PROBLEM TO WORK ON - The entries below are to be reproduced in full, exactly as written.
---------- WORKING DATA ----------
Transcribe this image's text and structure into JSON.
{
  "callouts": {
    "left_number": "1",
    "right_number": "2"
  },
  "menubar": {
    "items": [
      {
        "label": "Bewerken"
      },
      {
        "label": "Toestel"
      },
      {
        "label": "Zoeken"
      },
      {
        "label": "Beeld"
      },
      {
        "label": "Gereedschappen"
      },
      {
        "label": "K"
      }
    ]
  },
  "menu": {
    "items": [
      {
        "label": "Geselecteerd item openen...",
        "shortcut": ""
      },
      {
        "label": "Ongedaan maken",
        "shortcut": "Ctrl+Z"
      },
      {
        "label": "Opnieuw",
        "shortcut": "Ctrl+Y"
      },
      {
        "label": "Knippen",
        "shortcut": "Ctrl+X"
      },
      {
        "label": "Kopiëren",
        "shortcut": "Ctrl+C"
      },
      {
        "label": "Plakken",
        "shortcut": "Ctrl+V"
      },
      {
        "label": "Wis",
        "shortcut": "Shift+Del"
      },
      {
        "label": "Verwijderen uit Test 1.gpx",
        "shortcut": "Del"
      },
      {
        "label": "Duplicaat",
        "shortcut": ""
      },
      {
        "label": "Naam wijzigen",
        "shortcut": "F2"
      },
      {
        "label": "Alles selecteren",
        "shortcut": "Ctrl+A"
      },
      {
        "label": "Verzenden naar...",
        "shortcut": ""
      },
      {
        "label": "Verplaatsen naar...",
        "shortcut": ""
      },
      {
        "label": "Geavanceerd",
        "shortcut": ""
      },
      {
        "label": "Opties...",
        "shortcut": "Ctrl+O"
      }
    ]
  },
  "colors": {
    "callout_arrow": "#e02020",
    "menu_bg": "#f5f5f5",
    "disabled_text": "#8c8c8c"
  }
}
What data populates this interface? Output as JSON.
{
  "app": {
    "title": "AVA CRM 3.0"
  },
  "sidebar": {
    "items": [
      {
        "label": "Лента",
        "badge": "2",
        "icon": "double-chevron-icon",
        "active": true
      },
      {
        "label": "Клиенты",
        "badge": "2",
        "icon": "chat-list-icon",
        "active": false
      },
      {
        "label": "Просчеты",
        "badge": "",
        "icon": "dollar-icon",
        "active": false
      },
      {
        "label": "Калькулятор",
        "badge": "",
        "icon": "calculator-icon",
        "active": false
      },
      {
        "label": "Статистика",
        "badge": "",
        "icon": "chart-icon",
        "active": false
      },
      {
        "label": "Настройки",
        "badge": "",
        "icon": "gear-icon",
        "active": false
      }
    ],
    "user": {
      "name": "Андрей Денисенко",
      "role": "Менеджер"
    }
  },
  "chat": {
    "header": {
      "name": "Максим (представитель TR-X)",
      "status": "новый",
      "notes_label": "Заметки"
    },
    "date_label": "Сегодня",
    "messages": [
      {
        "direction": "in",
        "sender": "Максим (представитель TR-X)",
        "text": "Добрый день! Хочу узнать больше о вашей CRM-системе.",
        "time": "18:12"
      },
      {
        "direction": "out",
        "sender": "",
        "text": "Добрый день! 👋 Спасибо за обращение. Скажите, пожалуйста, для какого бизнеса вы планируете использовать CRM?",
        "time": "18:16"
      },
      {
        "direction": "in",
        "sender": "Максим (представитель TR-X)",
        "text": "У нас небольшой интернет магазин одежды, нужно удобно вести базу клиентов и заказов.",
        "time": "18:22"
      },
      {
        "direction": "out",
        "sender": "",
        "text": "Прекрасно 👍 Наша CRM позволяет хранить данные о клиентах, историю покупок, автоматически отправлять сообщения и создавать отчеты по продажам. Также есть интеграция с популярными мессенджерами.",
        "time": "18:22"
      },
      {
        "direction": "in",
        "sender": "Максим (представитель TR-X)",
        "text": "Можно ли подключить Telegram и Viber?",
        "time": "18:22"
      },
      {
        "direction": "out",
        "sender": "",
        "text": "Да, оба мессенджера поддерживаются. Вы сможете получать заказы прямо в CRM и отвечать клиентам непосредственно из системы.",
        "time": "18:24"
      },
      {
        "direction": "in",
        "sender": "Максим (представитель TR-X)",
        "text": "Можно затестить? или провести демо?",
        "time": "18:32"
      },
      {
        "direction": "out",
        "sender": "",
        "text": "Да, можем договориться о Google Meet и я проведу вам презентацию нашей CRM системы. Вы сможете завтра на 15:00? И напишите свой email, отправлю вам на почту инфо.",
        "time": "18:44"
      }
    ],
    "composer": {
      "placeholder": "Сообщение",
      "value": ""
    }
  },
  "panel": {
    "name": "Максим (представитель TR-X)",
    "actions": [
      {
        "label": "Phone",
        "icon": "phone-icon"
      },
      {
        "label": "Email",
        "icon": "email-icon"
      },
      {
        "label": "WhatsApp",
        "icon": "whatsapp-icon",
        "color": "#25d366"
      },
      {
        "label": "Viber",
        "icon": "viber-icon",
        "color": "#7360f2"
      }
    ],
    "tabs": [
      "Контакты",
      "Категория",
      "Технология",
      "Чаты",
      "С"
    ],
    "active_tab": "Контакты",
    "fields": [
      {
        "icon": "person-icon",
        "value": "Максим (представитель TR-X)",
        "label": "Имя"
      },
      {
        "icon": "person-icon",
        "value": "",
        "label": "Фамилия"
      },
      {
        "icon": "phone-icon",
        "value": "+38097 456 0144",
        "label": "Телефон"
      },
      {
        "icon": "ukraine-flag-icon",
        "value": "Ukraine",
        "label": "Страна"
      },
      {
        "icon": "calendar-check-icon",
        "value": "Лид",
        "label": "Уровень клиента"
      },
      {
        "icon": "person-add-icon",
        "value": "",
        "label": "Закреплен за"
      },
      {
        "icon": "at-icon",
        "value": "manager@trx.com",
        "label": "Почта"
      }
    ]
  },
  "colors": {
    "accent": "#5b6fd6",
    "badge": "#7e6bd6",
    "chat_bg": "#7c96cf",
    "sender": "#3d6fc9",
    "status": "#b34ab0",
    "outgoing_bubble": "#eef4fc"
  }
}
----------
ANSWER TO THE PROBLEM -
Transcribe this image's text and structure into JSON.
{
  "callouts": {
    "left_number": "1",
    "right_number": "2"
  },
  "menubar": {
    "items": [
      {
        "label": "Bewerken"
      },
      {
        "label": "Toestel"
      },
      {
        "label": "Zoeken"
      },
      {
        "label": "Beeld"
      },
      {
        "label": "Gereedschappen"
      },
      {
        "label": "K"
      }
    ]
  },
  "menu": {
    "items": [
      {
        "label": "Geselecteerd item openen...",
        "shortcut": ""
      },
      {
        "label": "Ongedaan maken",
        "shortcut": "Ctrl+Z"
      },
      {
        "label": "Opnieuw",
        "shortcut": "Ctrl+Y"
      },
      {
        "label": "Knippen",
        "shortcut": "Ctrl+X"
      },
      {
        "label": "Kopiëren",
        "shortcut": "Ctrl+C"
      },
      {
        "label": "Plakken",
        "shortcut": "Ctrl+V"
      },
      {
        "label": "Wis",
        "shortcut": "Shift+Del"
      },
      {
        "label": "Verwijderen uit Test 1.gpx",
        "shortcut": "Del"
      },
      {
        "label": "Duplicaat",
        "shortcut": ""
      },
      {
        "label": "Naam wijzigen",
        "shortcut": "F2"
      },
      {
        "label": "Alles selecteren",
        "shortcut": "Ctrl+A"
      },
      {
        "label": "Verzenden naar...",
        "shortcut": ""
      },
      {
        "label": "Verplaatsen naar...",
        "shortcut": ""
      },
      {
        "label": "Geavanceerd",
        "shortcut": ""
      },
      {
        "label": "Opties...",
        "shortcut": "Ctrl+O"
      }
    ]
  },
  "colors": {
    "callout_arrow": "#e02020",
    "menu_bg": "#f5f5f5",
    "disabled_text": "#8c8c8c"
  }
}
What data populates this interface? Output as JSON.
{
  "app": {
    "title": "AVA CRM 3.0"
  },
  "sidebar": {
    "items": [
      {
        "label": "Лента",
        "badge": "2",
        "icon": "double-chevron-icon",
        "active": true
      },
      {
        "label": "Клиенты",
        "badge": "2",
        "icon": "chat-list-icon",
        "active": false
      },
      {
        "label": "Просчеты",
        "badge": "",
        "icon": "dollar-icon",
        "active": false
      },
      {
        "label": "Калькулятор",
        "badge": "",
        "icon": "calculator-icon",
        "active": false
      },
      {
        "label": "Статистика",
        "badge": "",
        "icon": "chart-icon",
        "active": false
      },
      {
        "label": "Настройки",
        "badge": "",
        "icon": "gear-icon",
        "active": false
      }
    ],
    "user": {
      "name": "Андрей Денисенко",
      "role": "Менеджер"
    }
  },
  "chat": {
    "header": {
      "name": "Максим (представитель TR-X)",
      "status": "новый",
      "notes_label": "Заметки"
    },
    "date_label": "Сегодня",
    "messages": [
      {
        "direction": "in",
        "sender": "Максим (представитель TR-X)",
        "text": "Добрый день! Хочу узнать больше о вашей CRM-системе.",
        "time": "18:12"
      },
      {
        "direction": "out",
        "sender": "",
        "text": "Добрый день! 👋 Спасибо за обращение. Скажите, пожалуйста, для какого бизнеса вы планируете использовать CRM?",
        "time": "18:16"
      },
      {
        "direction": "in",
        "sender": "Максим (представитель TR-X)",
        "text": "У нас небольшой интернет магазин одежды, нужно удобно вести базу клиентов и заказов.",
        "time": "18:22"
      },
      {
        "direction": "out",
        "sender": "",
        "text": "Прекрасно 👍 Наша CRM позволяет хранить данные о клиентах, историю покупок, автоматически отправлять сообщения и создавать отчеты по продажам. Также есть интеграция с популярными мессенджерами.",
        "time": "18:22"
      },
      {
        "direction": "in",
        "sender": "Максим (представитель TR-X)",
        "text": "Можно ли подключить Telegram и Viber?",
        "time": "18:22"
      },
      {
        "direction": "out",
        "sender": "",
        "text": "Да, оба мессенджера поддерживаются. Вы сможете получать заказы прямо в CRM и отвечать клиентам непосредственно из системы.",
        "time": "18:24"
      },
      {
        "direction": "in",
        "sender": "Максим (представитель TR-X)",
        "text": "Можно затестить? или провести демо?",
        "time": "18:32"
      },
      {
        "direction": "out",
        "sender": "",
        "text": "Да, можем договориться о Google Meet и я проведу вам презентацию нашей CRM системы. Вы сможете завтра на 15:00? И напишите свой email, отправлю вам на почту инфо.",
        "time": "18:44"
      }
    ],
    "composer": {
      "placeholder": "Сообщение",
      "value": ""
    }
  },
  "panel": {
    "name": "Максим (представитель TR-X)",
    "actions": [
      {
        "label": "Phone",
        "icon": "phone-icon"
      },
      {
        "label": "Email",
        "icon": "email-icon"
      },
      {
        "label": "WhatsApp",
        "icon": "whatsapp-icon",
        "color": "#25d366"
      },
      {
        "label": "Viber",
        "icon": "viber-icon",
        "color": "#7360f2"
      }
    ],
    "tabs": [
      "Контакты",
      "Категория",
      "Технология",
      "Чаты",
      "С"
    ],
    "active_tab": "Контакты",
    "fields": [
      {
        "icon": "person-icon",
        "value": "Максим (представитель TR-X)",
        "label": "Имя"
      },
      {
        "icon": "person-icon",
        "value": "",
        "label": "Фамилия"
      },
      {
        "icon": "phone-icon",
        "value": "+38097 456 0144",
        "label": "Телефон"
      },
      {
        "icon": "ukraine-flag-icon",
        "value": "Ukraine",
        "label": "Страна"
      },
      {
        "icon": "calendar-check-icon",
        "value": "Лид",
        "label": "Уровень клиента"
      },
      {
        "icon": "person-add-icon",
        "value": "",
        "label": "Закреплен за"
      },
      {
        "icon": "at-icon",
        "value": "manager@trx.com",
        "label": "Почта"
      }
    ]
  },
  "colors": {
    "accent": "#5b6fd6",
    "badge": "#7e6bd6",
    "chat_bg": "#7c96cf",
    "sender": "#3d6fc9",
    "status": "#b34ab0",
    "outgoing_bubble": "#eef4fc"
  }
}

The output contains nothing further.